■ **EXERCISE**
Each line below needs to be printed again exactly.

Records drawn from a dataset
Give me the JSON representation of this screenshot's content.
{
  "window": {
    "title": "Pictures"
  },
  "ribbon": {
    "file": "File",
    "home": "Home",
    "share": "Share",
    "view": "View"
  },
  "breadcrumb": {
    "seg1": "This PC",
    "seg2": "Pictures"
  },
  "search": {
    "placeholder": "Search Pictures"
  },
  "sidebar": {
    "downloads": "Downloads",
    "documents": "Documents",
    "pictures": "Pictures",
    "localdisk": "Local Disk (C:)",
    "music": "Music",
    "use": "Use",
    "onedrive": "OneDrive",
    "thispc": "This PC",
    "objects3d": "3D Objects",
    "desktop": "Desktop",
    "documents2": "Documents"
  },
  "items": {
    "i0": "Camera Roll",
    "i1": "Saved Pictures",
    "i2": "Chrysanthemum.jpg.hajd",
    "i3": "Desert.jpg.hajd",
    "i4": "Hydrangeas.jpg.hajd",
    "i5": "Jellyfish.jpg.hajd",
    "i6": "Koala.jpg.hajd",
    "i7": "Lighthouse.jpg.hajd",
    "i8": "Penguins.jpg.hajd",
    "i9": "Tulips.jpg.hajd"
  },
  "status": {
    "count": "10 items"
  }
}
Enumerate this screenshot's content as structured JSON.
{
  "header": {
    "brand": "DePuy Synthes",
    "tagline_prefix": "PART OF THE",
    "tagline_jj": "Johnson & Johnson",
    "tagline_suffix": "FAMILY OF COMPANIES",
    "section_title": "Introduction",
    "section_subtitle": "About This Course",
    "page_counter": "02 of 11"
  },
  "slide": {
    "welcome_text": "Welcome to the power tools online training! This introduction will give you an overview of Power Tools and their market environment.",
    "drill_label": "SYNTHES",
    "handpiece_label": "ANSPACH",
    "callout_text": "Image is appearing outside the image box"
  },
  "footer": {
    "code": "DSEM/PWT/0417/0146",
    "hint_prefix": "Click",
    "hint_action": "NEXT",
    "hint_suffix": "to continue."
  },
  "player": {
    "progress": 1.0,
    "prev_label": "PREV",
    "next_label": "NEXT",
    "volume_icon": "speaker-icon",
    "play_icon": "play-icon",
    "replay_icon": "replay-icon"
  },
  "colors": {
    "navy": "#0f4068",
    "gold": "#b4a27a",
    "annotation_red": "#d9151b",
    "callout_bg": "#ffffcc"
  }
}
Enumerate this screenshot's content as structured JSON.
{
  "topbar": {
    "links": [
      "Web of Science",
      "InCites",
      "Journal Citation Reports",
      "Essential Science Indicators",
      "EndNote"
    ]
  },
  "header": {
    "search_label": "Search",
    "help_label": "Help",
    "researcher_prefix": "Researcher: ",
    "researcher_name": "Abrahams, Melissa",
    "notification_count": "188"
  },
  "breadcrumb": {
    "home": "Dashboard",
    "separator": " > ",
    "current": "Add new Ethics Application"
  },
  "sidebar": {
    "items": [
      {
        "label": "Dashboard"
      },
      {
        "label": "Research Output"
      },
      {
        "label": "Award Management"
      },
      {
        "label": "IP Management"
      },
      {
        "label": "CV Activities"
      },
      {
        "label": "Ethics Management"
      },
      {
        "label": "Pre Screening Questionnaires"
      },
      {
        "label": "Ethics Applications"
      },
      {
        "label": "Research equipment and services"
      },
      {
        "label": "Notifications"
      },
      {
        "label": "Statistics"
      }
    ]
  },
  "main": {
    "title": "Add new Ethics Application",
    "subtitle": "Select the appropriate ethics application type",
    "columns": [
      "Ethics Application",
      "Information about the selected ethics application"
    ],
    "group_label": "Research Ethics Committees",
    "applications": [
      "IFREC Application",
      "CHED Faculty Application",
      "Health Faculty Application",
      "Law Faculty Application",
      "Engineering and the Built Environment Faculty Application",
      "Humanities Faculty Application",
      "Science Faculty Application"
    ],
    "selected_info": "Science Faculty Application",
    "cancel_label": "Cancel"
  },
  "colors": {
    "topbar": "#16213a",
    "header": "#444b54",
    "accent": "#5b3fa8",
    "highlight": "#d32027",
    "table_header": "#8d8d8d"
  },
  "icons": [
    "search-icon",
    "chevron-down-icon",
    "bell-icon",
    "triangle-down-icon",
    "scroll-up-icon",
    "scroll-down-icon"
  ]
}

■ **YOUR SOLUTION**
Give me the JSON representation of this screenshot's content.
{
  "window": {
    "title": "Pictures"
  },
  "ribbon": {
    "file": "File",
    "home": "Home",
    "share": "Share",
    "view": "View"
  },
  "breadcrumb": {
    "seg1": "This PC",
    "seg2": "Pictures"
  },
  "search": {
    "placeholder": "Search Pictures"
  },
  "sidebar": {
    "downloads": "Downloads",
    "documents": "Documents",
    "pictures": "Pictures",
    "localdisk": "Local Disk (C:)",
    "music": "Music",
    "use": "Use",
    "onedrive": "OneDrive",
    "thispc": "This PC",
    "objects3d": "3D Objects",
    "desktop": "Desktop",
    "documents2": "Documents"
  },
  "items": {
    "i0": "Camera Roll",
    "i1": "Saved Pictures",
    "i2": "Chrysanthemum.jpg.hajd",
    "i3": "Desert.jpg.hajd",
    "i4": "Hydrangeas.jpg.hajd",
    "i5": "Jellyfish.jpg.hajd",
    "i6": "Koala.jpg.hajd",
    "i7": "Lighthouse.jpg.hajd",
    "i8": "Penguins.jpg.hajd",
    "i9": "Tulips.jpg.hajd"
  },
  "status": {
    "count": "10 items"
  }
}
Enumerate this screenshot's content as structured JSON.
{
  "header": {
    "brand": "DePuy Synthes",
    "tagline_prefix": "PART OF THE",
    "tagline_jj": "Johnson & Johnson",
    "tagline_suffix": "FAMILY OF COMPANIES",
    "section_title": "Introduction",
    "section_subtitle": "About This Course",
    "page_counter": "02 of 11"
  },
  "slide": {
    "welcome_text": "Welcome to the power tools online training! This introduction will give you an overview of Power Tools and their market environment.",
    "drill_label": "SYNTHES",
    "handpiece_label": "ANSPACH",
    "callout_text": "Image is appearing outside the image box"
  },
  "footer": {
    "code": "DSEM/PWT/0417/0146",
    "hint_prefix": "Click",
    "hint_action": "NEXT",
    "hint_suffix": "to continue."
  },
  "player": {
    "progress": 1.0,
    "prev_label": "PREV",
    "next_label": "NEXT",
    "volume_icon": "speaker-icon",
    "play_icon": "play-icon",
    "replay_icon": "replay-icon"
  },
  "colors": {
    "navy": "#0f4068",
    "gold": "#b4a27a",
    "annotation_red": "#d9151b",
    "callout_bg": "#ffffcc"
  }
}
Enumerate this screenshot's content as structured JSON.
{
  "topbar": {
    "links": [
      "Web of Science",
      "InCites",
      "Journal Citation Reports",
      "Essential Science Indicators",
      "EndNote"
    ]
  },
  "header": {
    "search_label": "Search",
    "help_label": "Help",
    "researcher_prefix": "Researcher: ",
    "researcher_name": "Abrahams, Melissa",
    "notification_count": "188"
  },
  "breadcrumb": {
    "home": "Dashboard",
    "separator": " > ",
    "current": "Add new Ethics Application"
  },
  "sidebar": {
    "items": [
      {
        "label": "Dashboard"
      },
      {
        "label": "Research Output"
      },
      {
        "label": "Award Management"
      },
      {
        "label": "IP Management"
      },
      {
        "label": "CV Activities"
      },
      {
        "label": "Ethics Management"
      },
      {
        "label": "Pre Screening Questionnaires"
      },
      {
        "label": "Ethics Applications"
      },
      {
        "label": "Research equipment and services"
      },
      {
        "label": "Notifications"
      },
      {
        "label": "Statistics"
      }
    ]
  },
  "main": {
    "title": "Add new Ethics Application",
    "subtitle": "Select the appropriate ethics application type",
    "columns": [
      "Ethics Application",
      "Information about the selected ethics application"
    ],
    "group_label": "Research Ethics Committees",
    "applications": [
      "IFREC Application",
      "CHED Faculty Application",
      "Health Faculty Application",
      "Law Faculty Application",
      "Engineering and the Built Environment Faculty Application",
      "Humanities Faculty Application",
      "Science Faculty Application"
    ],
    "selected_info": "Science Faculty Application",
    "cancel_label": "Cancel"
  },
  "colors": {
    "topbar": "#16213a",
    "header": "#444b54",
    "accent": "#5b3fa8",
    "highlight": "#d32027",
    "table_header": "#8d8d8d"
  },
  "icons": [
    "search-icon",
    "chevron-down-icon",
    "bell-icon",
    "triangle-down-icon",
    "scroll-up-icon",
    "scroll-down-icon"
  ]
}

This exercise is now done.